During our adoption preparation I had to come to terms with the fact that I am afraid of failing as a parent.
That my inability to live up to my own standards, let alone God’s is a massive struggle for me.
As we walked into parents’ evening two weeks ago, a friend was leaving – she was sobbing.
The lady ahead of us was in tears talking to the reception class teacher.
Our turn came and we sat in front of Star’s teacher and were handed a bit of paper with her mid-term report on.
This stated that she was not reaching a “Good level of development” in maths, spelling or reading and writing.
Her teacher started by saying it was a shame they only reported on those three areas because in so many others she is reaching the expected level: her creativity, IT and in personal and social care (if you ignore the time she hit her class mate with a ladle from the mud kitchen).
That didn’t take away from the black typed note I held in my hand.

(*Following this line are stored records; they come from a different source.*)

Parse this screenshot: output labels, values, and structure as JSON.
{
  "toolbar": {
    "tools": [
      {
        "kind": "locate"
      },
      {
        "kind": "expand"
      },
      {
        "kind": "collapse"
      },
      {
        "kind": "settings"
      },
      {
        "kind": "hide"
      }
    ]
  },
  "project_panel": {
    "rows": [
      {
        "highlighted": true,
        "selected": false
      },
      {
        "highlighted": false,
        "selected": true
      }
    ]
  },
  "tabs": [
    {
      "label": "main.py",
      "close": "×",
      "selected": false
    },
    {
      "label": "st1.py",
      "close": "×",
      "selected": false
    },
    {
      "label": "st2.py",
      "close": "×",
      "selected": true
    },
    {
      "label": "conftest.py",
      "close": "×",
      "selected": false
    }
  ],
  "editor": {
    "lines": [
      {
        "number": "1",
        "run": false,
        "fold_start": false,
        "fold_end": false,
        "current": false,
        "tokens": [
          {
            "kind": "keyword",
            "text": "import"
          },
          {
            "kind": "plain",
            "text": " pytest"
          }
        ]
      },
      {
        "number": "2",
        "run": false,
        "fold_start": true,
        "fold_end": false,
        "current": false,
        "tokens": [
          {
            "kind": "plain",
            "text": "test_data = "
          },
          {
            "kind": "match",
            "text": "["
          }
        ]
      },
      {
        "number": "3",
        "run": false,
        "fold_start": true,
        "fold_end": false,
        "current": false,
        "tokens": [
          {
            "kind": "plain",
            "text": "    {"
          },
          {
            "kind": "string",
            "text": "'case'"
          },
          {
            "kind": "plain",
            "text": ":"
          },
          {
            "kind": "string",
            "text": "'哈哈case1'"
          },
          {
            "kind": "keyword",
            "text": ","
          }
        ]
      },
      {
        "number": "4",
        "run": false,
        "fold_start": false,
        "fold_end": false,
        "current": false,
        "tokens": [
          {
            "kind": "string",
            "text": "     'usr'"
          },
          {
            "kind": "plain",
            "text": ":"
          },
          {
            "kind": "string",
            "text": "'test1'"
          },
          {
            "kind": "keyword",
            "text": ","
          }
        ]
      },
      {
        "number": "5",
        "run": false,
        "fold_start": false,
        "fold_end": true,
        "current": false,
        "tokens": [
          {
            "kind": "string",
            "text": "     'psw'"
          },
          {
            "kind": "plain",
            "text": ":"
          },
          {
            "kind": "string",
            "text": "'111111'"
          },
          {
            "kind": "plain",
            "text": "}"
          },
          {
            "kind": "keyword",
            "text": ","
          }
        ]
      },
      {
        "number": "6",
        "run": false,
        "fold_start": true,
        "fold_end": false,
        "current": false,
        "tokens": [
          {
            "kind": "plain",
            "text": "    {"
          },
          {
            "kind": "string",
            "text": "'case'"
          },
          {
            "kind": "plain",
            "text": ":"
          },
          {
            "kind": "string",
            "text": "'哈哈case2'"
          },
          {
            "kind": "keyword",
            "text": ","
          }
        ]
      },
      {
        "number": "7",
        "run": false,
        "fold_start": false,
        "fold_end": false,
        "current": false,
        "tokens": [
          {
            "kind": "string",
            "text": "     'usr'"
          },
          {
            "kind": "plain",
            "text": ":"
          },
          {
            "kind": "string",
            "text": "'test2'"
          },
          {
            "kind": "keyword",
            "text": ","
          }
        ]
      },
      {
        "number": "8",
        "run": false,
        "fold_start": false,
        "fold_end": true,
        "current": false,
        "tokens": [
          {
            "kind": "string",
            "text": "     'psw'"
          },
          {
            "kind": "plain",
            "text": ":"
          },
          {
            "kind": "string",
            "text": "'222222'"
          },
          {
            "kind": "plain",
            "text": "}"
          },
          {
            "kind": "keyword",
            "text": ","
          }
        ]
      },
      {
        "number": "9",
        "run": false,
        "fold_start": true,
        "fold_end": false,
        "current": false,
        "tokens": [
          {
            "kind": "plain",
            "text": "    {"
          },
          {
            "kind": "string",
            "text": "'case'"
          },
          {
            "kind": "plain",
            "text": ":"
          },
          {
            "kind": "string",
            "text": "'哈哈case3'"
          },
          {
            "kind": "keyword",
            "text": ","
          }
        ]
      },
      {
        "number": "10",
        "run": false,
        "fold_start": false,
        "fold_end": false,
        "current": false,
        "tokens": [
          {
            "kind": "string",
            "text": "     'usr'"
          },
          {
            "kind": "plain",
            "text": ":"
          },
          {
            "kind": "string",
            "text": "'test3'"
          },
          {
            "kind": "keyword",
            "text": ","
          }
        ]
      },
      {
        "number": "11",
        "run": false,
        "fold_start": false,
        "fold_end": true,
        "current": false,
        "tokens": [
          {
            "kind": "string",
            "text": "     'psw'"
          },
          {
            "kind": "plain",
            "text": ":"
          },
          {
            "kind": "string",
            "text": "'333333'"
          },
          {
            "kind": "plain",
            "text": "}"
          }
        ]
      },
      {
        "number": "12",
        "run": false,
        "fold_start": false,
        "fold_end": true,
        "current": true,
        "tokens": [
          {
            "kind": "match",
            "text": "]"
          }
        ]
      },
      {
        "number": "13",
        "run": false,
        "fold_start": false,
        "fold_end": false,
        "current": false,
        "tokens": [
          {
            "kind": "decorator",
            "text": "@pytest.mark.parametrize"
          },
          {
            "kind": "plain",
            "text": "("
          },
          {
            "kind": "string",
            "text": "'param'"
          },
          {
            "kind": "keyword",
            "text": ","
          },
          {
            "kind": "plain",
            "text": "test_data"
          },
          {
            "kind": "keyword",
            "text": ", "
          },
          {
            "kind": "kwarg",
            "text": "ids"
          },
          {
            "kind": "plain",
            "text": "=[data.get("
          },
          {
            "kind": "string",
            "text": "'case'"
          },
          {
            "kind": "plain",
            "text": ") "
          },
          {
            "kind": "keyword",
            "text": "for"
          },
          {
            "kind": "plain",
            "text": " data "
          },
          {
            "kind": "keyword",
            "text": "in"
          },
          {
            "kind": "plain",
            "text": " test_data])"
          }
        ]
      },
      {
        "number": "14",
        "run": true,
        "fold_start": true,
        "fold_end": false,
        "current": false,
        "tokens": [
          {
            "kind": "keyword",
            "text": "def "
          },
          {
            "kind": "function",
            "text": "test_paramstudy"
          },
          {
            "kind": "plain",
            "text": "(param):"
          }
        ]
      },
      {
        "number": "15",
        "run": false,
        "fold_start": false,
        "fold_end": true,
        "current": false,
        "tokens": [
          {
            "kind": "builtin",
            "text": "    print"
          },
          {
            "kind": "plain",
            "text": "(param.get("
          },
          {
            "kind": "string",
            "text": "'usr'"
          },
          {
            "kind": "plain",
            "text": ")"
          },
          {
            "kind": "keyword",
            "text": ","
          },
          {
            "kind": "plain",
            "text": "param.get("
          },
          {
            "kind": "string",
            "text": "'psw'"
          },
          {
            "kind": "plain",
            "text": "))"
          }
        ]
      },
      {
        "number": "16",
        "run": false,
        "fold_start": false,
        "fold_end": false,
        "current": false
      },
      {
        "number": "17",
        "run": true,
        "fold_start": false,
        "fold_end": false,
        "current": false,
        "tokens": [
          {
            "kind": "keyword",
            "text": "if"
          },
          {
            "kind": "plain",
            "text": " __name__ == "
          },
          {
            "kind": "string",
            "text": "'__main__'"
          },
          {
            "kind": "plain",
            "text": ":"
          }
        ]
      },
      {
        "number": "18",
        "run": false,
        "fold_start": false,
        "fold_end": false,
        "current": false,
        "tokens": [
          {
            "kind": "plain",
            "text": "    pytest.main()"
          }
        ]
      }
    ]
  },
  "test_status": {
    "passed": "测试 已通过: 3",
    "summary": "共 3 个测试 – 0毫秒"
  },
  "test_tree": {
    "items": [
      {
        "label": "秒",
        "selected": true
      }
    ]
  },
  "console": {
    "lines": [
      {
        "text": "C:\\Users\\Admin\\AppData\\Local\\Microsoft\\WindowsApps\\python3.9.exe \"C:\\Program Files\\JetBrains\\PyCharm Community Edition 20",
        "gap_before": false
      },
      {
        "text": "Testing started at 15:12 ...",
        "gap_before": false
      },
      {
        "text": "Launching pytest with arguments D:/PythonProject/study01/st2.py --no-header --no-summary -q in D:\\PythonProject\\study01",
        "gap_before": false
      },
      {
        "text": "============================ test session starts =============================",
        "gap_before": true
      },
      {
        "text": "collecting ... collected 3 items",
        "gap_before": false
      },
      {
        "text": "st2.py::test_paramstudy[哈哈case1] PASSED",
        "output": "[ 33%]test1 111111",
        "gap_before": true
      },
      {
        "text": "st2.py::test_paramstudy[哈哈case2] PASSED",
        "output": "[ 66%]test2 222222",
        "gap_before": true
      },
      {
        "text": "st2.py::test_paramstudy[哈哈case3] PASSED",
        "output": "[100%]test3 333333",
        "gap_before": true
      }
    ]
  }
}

“Since when do we define our children by a tick in three areas of academic achievement?” I asked myself. “6 months after starting school are we really labelling children as successful or failures already?”
Has the world gone mad?
Two weeks later we went on a family holiday to center parcs. Star loved the swimming pool and enjoyed introducing herself to others in the hot tub. After finding out the names of one family of four there was a short conversation about swimming goggles and floats and then they got up to leave heading to the main pool.
Star wanted to leave with them and she screamed when I caught her so she could not go.
She had met them for no more than 3 minutes and she wanted to say goodbye to me and leave with them.
I can’t explain the pain, the sense of failure and the fear, that after nearly two years, she can be so indiscriminate. That just because a stranger says something kind about your goggles that it is safe to just go off with them.
A few minutes later she ran off. We have spent so much time talking about being safe. About the fact that Mummy and Daddy keep Star safe. That she must not run off.
This is when my fear of parental failure really kicks in.
I can cope with not achieving some arbitrary level of literacy and numeracy that has been dreamt up by the Department of Education (who have no idea of the hurdles my daughter is overcoming).
But I can’t cope with the fear that she is not forming a strong attachment to us.
I know children with Down Syndrome can be indiscriminate. I know she was cross with me. Her flight or fight response is to run.
She does want to be found.
But nothing quite prepares you for the rejection and the humiliation of your nearly 6 year old just wanting to leave with strangers she has just met or preferring to run into busy a crowded area than to stay safely with you.
I want to tell her:
“Don’t you realise how much I love you, how we care for you, provide for you protect you?”
And then I read my bible and I know that God knows all about rejection of his care and his provision and his love.
And I ask him for his strength to go on.
To keep on loving.
To cast my cares and anxieties on him.
To know that he sees my success and my failures and that his forgiveness and grace is for me and for my children.
Two years ago, Star and I had not met. Today it occurred to me that success may not be measured in the great “defining moments” in our lives. But in a series of small events, probably often so insignificant that they would go completely unnoticed to the casual observer.
Such as Star running happily in the winter sunshine, pink bobble hat bouncing as she splashed in the puddles from last night’s rain.
Star sat next to her Grandad, him reading the paper, her reading her book, completely content in each other’s company.
Ben helping Star over a high climbing frame; his kind earnest voice encouraging her.
Star, role playing Mummies and Babies with me. She was the Mummy and I was the baby. Giving me pretend food and wrapping a blanket around my shoulders before looking intently into my eyes and saying:
“You are safe.”